Problem: The answer is the data repeated in full, with no pictures included.
::::::::
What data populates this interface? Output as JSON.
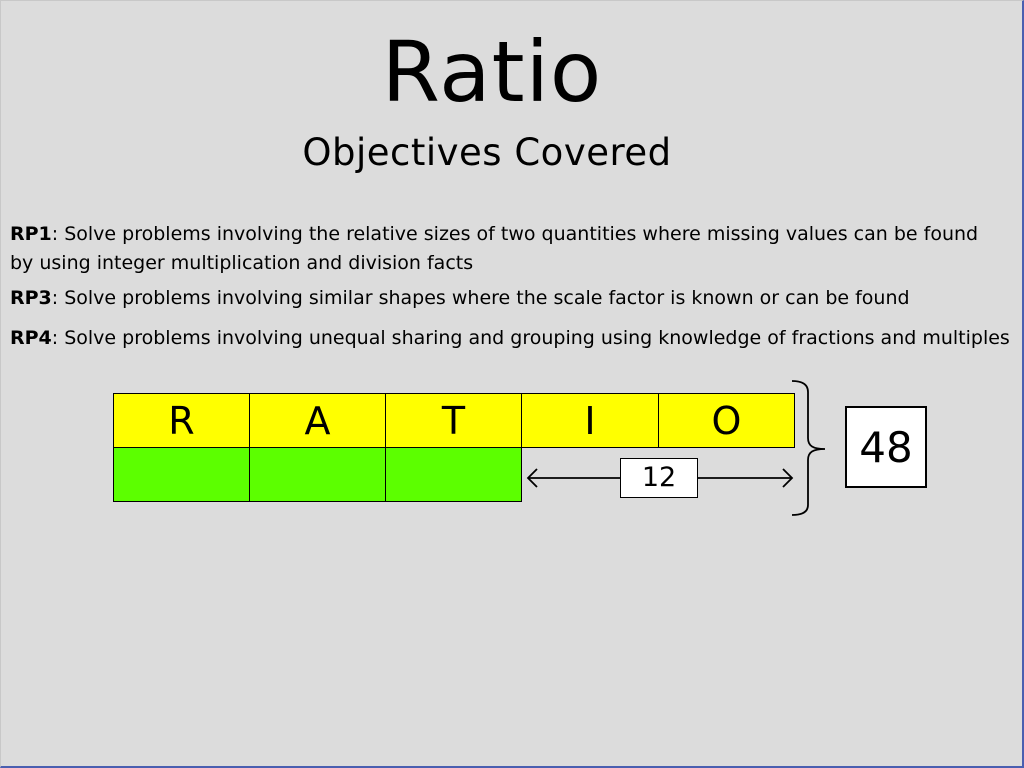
{
  "title": "Ratio",
  "subtitle": "Objectives Covered",
  "objectives": [
    {
      "code": "RP1",
      "text_line1": ": Solve problems involving the relative sizes of two quantities where missing values can be found",
      "text_line2": "by using integer multiplication and division facts"
    },
    {
      "code": "RP3",
      "text": ": Solve problems involving similar shapes where the scale factor is known or can be found"
    },
    {
      "code": "RP4",
      "text": ": Solve problems involving unequal sharing and grouping using knowledge of fractions and multiples"
    }
  ],
  "bar_model": {
    "top_row_letters": [
      "R",
      "A",
      "T",
      "I",
      "O"
    ],
    "top_row_color": "#ffff00",
    "bottom_row_filled_parts": 3,
    "bottom_row_color": "#5cff00",
    "remainder_label": "12",
    "total_label": "48"
  }
}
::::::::
Answer section:
What data populates this interface? Output as JSON.
{
  "title": "Ratio",
  "subtitle": "Objectives Covered",
  "objectives": [
    {
      "code": "RP1",
      "text_line1": ": Solve problems involving the relative sizes of two quantities where missing values can be found",
      "text_line2": "by using integer multiplication and division facts"
    },
    {
      "code": "RP3",
      "text": ": Solve problems involving similar shapes where the scale factor is known or can be found"
    },
    {
      "code": "RP4",
      "text": ": Solve problems involving unequal sharing and grouping using knowledge of fractions and multiples"
    }
  ],
  "bar_model": {
    "top_row_letters": [
      "R",
      "A",
      "T",
      "I",
      "O"
    ],
    "top_row_color": "#ffff00",
    "bottom_row_filled_parts": 3,
    "bottom_row_color": "#5cff00",
    "remainder_label": "12",
    "total_label": "48"
  }
}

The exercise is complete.